If a line in the listing below has the string "into", copy it out.

--- START ---

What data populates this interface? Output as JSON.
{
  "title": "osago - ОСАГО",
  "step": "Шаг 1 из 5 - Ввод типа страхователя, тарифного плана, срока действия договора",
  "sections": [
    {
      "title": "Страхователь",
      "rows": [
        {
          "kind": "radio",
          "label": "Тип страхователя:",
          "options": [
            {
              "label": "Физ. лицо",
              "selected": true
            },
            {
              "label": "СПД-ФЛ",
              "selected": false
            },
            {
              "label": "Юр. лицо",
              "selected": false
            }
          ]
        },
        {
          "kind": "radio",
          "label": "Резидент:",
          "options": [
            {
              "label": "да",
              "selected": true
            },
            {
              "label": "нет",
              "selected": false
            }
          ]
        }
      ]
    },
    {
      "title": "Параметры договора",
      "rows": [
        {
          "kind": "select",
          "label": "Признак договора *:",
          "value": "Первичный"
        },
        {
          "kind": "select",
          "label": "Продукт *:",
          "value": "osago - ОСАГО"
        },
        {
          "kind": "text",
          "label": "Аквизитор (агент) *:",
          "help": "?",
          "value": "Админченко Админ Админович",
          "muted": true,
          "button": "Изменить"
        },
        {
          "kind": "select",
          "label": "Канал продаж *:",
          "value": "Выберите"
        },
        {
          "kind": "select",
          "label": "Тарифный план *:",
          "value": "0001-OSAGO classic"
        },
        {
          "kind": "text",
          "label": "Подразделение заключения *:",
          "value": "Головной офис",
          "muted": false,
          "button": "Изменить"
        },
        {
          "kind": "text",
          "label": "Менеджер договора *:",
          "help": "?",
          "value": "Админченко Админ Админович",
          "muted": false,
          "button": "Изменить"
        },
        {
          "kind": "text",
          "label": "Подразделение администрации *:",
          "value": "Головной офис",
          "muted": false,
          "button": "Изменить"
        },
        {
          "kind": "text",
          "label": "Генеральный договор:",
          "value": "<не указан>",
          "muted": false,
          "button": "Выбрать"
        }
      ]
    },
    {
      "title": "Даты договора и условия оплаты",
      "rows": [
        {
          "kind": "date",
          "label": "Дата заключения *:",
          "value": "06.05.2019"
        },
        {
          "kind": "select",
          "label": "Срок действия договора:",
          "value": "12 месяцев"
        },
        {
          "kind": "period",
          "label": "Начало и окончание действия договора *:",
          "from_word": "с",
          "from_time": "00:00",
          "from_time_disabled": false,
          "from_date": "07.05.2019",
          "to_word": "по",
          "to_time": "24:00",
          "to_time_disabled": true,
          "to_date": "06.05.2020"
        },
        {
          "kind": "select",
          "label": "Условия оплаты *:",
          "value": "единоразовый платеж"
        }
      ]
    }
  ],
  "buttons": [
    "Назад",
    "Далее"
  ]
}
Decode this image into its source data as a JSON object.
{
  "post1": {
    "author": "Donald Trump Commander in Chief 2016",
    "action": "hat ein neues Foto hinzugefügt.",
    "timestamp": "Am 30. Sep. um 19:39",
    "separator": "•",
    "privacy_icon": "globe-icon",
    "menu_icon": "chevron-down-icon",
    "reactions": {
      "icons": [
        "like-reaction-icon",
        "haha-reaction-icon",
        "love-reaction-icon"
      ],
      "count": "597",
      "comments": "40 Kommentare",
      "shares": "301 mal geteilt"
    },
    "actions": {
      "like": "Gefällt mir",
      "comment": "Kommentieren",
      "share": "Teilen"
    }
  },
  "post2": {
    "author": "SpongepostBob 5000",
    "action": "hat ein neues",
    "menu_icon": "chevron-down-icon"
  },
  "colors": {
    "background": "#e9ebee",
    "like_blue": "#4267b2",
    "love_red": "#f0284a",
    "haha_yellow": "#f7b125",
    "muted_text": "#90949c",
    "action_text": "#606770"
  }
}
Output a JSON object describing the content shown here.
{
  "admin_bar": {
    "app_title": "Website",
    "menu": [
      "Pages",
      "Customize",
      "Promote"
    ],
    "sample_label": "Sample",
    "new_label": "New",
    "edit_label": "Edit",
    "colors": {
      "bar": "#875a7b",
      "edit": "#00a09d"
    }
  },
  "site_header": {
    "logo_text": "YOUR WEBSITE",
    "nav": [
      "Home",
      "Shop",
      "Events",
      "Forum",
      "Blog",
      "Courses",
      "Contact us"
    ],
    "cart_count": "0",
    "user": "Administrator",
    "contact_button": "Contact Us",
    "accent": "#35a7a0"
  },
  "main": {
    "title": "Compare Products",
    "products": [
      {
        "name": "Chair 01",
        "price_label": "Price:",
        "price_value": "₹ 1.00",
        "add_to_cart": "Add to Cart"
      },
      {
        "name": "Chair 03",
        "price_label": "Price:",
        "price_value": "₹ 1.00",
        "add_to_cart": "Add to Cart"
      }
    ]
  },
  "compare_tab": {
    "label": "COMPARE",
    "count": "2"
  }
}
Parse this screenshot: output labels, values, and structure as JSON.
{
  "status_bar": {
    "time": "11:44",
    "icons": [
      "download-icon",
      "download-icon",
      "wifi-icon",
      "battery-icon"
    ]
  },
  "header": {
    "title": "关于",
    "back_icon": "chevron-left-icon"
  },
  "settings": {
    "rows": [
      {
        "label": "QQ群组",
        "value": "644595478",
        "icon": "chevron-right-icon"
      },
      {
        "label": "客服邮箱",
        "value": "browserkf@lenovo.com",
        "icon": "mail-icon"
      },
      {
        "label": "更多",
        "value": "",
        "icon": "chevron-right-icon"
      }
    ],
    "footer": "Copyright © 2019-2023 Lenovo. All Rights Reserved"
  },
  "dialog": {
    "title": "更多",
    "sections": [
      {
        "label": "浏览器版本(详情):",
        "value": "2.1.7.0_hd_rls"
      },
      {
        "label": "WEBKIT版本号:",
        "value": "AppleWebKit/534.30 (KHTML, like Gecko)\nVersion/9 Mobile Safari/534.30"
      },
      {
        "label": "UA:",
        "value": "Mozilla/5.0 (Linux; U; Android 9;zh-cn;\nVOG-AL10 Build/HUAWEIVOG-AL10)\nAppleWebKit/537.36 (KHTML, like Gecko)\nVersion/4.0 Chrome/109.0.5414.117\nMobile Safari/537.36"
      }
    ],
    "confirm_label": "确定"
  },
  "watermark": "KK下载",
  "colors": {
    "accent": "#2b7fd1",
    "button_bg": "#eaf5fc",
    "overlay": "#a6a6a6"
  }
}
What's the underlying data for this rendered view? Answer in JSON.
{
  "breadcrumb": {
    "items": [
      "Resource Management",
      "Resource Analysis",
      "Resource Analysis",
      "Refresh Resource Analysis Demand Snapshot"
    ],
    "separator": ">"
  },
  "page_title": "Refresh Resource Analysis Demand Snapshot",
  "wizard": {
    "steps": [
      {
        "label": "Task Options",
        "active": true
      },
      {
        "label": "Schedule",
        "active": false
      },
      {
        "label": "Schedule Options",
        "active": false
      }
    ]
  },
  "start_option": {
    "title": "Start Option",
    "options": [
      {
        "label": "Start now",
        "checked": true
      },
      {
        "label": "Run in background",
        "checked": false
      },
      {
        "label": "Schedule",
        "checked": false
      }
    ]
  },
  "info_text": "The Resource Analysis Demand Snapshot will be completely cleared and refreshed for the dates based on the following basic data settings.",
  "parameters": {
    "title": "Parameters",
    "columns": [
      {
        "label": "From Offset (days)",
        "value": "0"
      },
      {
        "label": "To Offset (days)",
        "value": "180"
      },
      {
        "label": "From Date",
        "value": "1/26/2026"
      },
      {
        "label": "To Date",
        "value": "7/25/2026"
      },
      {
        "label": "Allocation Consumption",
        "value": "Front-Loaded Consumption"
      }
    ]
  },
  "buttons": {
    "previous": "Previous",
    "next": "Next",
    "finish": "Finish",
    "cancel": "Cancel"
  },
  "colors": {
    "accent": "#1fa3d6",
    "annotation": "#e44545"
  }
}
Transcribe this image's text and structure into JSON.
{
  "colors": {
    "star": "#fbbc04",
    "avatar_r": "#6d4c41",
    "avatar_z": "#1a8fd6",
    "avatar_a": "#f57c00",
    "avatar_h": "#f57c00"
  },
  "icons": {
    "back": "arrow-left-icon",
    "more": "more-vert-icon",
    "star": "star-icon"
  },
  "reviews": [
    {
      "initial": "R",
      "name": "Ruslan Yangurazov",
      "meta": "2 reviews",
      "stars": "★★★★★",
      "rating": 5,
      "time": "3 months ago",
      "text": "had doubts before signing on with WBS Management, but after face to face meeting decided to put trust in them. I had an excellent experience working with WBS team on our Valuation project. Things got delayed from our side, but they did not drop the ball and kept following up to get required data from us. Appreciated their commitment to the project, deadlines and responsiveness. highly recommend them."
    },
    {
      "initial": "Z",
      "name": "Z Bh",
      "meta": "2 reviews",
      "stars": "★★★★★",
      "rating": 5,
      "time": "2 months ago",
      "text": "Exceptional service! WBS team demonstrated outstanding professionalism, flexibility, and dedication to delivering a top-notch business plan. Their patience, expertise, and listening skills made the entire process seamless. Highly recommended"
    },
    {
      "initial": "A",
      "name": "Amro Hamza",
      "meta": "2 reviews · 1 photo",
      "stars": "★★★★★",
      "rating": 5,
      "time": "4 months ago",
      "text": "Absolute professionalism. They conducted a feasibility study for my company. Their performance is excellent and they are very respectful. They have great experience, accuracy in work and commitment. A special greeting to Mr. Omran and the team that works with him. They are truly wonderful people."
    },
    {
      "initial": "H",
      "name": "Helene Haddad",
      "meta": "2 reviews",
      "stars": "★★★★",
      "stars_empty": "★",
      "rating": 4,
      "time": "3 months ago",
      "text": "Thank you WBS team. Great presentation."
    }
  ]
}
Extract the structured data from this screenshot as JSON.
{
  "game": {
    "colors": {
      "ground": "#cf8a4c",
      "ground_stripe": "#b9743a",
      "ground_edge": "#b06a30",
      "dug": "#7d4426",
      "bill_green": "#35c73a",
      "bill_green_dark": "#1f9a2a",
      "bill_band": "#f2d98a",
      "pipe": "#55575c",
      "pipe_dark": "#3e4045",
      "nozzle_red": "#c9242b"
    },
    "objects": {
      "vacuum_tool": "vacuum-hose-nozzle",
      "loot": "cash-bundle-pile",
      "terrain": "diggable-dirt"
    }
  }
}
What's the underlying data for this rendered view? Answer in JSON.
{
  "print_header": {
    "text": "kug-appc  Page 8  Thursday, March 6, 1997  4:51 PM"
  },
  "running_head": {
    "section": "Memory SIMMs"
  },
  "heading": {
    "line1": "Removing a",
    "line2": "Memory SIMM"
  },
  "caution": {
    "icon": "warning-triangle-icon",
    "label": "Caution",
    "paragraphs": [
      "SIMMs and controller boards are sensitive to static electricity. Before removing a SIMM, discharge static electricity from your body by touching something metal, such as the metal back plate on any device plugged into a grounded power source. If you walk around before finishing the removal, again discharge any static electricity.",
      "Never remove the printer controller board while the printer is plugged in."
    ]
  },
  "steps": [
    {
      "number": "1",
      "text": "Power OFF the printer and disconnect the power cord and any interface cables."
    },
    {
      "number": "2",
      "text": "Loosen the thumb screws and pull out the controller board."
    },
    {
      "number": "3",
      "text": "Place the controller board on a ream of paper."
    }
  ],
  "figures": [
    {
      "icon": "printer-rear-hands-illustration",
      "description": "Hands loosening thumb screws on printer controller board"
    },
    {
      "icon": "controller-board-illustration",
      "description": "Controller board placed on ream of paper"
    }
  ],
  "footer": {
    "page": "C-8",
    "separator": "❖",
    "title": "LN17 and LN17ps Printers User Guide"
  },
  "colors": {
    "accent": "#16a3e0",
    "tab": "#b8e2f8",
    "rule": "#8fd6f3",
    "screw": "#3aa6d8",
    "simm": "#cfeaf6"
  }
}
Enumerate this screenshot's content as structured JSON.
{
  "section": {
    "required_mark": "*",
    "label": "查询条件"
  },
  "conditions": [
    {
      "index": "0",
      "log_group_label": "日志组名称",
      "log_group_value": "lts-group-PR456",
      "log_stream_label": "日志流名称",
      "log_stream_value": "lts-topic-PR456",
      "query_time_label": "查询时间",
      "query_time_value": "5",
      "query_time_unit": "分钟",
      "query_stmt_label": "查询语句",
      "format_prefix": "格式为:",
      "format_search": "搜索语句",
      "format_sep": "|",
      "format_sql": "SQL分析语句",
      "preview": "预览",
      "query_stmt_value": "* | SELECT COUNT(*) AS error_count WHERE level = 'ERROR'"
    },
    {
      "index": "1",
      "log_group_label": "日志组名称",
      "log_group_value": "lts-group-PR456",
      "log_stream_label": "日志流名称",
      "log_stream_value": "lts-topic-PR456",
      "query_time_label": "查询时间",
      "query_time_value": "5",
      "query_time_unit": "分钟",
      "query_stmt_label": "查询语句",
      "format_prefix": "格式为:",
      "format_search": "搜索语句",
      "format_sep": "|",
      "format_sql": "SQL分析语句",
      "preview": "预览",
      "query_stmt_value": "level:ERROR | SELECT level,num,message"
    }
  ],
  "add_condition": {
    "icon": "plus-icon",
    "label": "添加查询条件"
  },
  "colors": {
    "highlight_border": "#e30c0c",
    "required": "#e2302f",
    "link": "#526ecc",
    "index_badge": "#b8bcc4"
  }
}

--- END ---

*WRITTEN REPLY*:
Decode this image into its source data as a JSON object.
Transcribe this image's text and structure into JSON.
      "SIMMs and controller boards are sensitive to static electricity. Before removing a SIMM, discharge static electricity from your body by touching something metal, such as the metal back plate on any device plugged into a grounded power source. If you walk around before finishing the removal, again discharge any static electricity.",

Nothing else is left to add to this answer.